Your goal - Here are some records; copy every line that holds the word "data".

Segment Start: Available records

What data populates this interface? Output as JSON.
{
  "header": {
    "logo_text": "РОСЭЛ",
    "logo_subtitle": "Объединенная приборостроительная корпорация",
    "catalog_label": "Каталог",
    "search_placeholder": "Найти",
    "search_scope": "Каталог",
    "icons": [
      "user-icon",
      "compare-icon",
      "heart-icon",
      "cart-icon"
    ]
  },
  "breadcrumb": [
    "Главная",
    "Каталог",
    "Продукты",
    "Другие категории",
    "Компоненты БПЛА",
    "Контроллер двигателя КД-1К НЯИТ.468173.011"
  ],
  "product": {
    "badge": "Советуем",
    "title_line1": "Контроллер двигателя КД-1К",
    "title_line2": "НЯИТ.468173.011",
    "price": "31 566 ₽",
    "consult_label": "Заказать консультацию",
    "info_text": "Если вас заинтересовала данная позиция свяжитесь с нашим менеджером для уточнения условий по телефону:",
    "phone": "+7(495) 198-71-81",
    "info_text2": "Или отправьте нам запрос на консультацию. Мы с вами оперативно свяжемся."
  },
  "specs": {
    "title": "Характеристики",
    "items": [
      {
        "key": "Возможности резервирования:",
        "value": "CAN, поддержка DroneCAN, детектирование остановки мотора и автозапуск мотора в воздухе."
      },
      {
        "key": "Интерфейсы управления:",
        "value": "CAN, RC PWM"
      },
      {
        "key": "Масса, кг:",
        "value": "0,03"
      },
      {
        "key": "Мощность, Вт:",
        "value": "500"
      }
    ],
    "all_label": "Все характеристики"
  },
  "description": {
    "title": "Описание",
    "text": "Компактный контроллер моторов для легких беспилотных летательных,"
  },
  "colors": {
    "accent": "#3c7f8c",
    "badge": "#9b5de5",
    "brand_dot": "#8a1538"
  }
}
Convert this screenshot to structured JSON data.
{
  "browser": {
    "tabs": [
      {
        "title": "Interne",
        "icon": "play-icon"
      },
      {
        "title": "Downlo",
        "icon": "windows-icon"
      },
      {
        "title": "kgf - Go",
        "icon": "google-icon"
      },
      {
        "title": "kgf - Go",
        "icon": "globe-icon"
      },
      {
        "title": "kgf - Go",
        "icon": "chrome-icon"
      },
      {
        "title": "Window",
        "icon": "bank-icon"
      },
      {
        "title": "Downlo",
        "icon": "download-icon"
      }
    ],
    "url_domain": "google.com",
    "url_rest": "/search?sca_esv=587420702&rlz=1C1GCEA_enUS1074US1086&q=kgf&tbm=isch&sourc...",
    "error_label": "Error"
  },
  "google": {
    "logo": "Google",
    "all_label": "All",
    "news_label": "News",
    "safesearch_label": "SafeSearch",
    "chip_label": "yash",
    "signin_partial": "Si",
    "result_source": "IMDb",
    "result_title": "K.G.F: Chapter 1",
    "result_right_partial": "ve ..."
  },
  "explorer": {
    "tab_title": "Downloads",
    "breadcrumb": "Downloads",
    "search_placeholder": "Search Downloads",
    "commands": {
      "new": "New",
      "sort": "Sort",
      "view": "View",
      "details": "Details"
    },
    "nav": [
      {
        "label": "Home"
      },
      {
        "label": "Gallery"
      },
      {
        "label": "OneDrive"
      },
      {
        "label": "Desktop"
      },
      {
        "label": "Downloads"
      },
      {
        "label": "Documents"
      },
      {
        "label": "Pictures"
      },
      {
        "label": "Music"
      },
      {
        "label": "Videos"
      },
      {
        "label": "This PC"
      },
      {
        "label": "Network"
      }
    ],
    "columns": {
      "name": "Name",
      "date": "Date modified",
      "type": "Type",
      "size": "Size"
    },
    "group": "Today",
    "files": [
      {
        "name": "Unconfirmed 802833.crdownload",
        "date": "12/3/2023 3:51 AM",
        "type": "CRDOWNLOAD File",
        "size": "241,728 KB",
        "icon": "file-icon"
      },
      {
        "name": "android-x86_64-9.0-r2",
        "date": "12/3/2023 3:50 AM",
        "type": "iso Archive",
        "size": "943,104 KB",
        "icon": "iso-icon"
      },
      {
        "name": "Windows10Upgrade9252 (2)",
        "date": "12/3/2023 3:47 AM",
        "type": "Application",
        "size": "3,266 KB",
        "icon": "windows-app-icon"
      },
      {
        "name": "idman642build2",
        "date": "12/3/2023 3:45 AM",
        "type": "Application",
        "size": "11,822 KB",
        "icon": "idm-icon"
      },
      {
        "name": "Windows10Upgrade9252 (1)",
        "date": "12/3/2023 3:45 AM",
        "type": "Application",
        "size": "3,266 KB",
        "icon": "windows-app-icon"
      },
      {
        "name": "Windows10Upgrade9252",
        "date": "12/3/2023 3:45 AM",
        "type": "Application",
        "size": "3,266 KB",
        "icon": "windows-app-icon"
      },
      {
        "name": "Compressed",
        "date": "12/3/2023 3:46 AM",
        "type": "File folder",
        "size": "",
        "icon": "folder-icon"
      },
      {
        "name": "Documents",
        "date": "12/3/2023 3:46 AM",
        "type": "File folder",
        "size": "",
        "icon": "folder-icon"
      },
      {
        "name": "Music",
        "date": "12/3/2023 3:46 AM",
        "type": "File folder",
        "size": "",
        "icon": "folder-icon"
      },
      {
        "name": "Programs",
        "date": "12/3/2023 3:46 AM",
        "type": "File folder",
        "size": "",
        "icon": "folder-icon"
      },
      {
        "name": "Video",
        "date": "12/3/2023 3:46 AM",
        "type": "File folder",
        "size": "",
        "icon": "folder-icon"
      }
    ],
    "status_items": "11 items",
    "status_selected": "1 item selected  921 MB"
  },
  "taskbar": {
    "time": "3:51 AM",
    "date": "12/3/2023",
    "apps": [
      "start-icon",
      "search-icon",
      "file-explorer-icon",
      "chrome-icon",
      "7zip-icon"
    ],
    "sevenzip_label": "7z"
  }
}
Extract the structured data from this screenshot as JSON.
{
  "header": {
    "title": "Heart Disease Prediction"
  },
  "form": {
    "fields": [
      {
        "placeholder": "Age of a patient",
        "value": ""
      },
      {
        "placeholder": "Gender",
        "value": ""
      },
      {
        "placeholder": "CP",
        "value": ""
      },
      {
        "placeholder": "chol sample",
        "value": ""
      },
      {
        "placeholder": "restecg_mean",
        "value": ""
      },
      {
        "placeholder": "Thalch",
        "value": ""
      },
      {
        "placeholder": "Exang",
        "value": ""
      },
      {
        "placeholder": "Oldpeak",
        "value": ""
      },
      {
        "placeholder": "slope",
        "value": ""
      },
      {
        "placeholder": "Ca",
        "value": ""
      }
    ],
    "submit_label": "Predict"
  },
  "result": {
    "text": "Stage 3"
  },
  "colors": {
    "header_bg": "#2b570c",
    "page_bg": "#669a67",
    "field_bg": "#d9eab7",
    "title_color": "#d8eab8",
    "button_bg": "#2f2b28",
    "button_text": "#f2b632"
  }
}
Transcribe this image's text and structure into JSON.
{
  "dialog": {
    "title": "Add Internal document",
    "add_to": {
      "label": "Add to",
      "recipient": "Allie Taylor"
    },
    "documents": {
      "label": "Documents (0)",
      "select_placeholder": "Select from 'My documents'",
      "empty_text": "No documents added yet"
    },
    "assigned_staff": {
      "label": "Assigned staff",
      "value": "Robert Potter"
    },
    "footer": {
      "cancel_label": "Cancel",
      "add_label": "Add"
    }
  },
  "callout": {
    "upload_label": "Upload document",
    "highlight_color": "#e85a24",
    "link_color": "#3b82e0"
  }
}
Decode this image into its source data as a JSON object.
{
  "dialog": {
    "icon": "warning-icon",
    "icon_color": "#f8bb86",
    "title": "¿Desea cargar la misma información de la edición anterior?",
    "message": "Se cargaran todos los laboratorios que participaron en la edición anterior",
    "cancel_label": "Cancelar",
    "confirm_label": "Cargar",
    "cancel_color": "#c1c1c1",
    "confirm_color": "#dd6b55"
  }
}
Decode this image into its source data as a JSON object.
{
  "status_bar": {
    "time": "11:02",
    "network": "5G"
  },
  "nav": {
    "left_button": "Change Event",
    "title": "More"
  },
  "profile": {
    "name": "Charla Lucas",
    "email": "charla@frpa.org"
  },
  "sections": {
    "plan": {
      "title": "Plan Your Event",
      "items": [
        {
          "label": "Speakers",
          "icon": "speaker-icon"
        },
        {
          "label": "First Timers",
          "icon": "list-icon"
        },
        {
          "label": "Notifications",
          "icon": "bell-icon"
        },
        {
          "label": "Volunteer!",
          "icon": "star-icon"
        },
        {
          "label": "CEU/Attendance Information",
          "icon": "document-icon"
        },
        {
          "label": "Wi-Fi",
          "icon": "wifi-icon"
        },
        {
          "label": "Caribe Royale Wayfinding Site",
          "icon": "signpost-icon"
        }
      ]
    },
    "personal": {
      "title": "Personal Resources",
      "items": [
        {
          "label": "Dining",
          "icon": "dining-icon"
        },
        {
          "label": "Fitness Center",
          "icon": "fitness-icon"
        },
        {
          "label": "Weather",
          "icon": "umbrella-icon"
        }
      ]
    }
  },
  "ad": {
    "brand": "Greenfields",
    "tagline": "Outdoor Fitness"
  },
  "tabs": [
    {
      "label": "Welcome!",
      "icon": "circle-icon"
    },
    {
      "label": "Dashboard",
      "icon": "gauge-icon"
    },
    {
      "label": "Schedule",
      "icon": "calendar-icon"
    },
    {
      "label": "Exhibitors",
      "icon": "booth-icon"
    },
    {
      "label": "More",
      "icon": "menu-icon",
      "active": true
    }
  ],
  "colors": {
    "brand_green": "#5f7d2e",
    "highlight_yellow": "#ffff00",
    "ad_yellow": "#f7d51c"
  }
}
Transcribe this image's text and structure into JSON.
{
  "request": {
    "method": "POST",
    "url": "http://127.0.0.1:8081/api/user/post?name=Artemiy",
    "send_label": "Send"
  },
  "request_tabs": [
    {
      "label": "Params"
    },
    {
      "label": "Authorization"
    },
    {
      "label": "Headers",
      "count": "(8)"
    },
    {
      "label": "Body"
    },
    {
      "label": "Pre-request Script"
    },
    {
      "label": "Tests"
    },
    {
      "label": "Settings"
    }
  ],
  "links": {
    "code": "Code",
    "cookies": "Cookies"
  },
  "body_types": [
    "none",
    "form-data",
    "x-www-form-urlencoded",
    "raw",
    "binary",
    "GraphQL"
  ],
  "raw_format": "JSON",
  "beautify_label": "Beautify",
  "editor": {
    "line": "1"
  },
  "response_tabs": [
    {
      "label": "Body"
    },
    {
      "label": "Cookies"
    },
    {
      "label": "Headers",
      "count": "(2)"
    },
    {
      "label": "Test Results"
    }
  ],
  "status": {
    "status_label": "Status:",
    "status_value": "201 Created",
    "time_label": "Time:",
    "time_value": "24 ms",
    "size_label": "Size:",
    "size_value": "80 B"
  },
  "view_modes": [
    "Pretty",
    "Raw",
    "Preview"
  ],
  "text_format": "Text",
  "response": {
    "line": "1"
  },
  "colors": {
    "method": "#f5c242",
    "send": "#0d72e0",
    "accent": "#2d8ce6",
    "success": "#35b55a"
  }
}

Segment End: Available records

Output below -
What data populates this interface? Output as JSON.
Convert this screenshot to structured JSON data.
Extract the structured data from this screenshot as JSON.
Decode this image into its source data as a JSON object.
Decode this image into its source data as a JSON object.
    "form-data",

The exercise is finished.